→ **Exercise goal**
Copy, from the material below, each line that contains the word "title".

→ **Given records**
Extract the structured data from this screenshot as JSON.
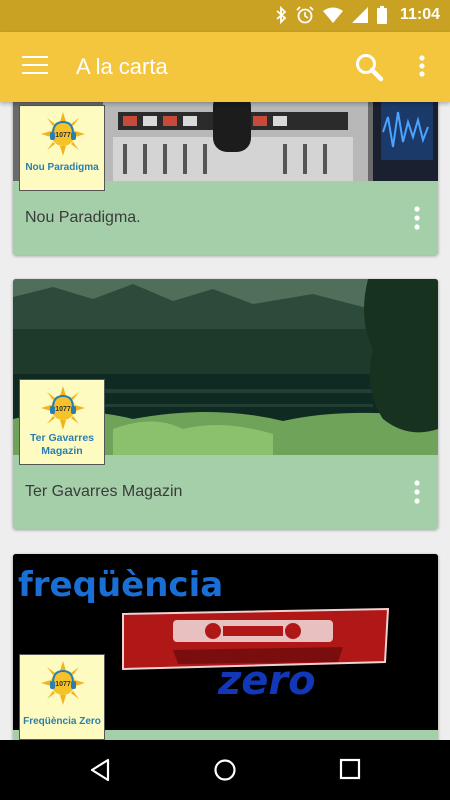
{
  "status_bar": {
    "time": "11:04",
    "icons": [
      "bluetooth-icon",
      "alarm-icon",
      "wifi-icon",
      "signal-icon",
      "battery-icon"
    ]
  },
  "app_bar": {
    "title": "A la carta",
    "icons": [
      "menu-icon",
      "search-icon",
      "more-vert-icon"
    ]
  },
  "colors": {
    "status_bar": "#c9a224",
    "app_bar": "#f4c63e",
    "card_footer": "#a5cfa8",
    "logo_bg": "#fdfbc0",
    "logo_text": "#2a7fb0"
  },
  "cards": [
    {
      "logo_number": "1077",
      "logo_label": "Nou Paradigma",
      "title": "Nou Paradigma."
    },
    {
      "logo_number": "1077",
      "logo_label": "Ter Gavarres Magazin",
      "title": "Ter Gavarres Magazin"
    },
    {
      "logo_number": "1077",
      "logo_label": "Freqüència Zero",
      "title": "",
      "banner_line1": "freqüència",
      "banner_line2": "zero"
    }
  ],
  "nav_bar": {
    "icons": [
      "back-icon",
      "home-icon",
      "recents-icon"
    ]
  }
}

→ **Final answer**
    "title": "A la carta",
      "title": "Nou Paradigma."
      "title": "Ter Gavarres Magazin"
      "title": "",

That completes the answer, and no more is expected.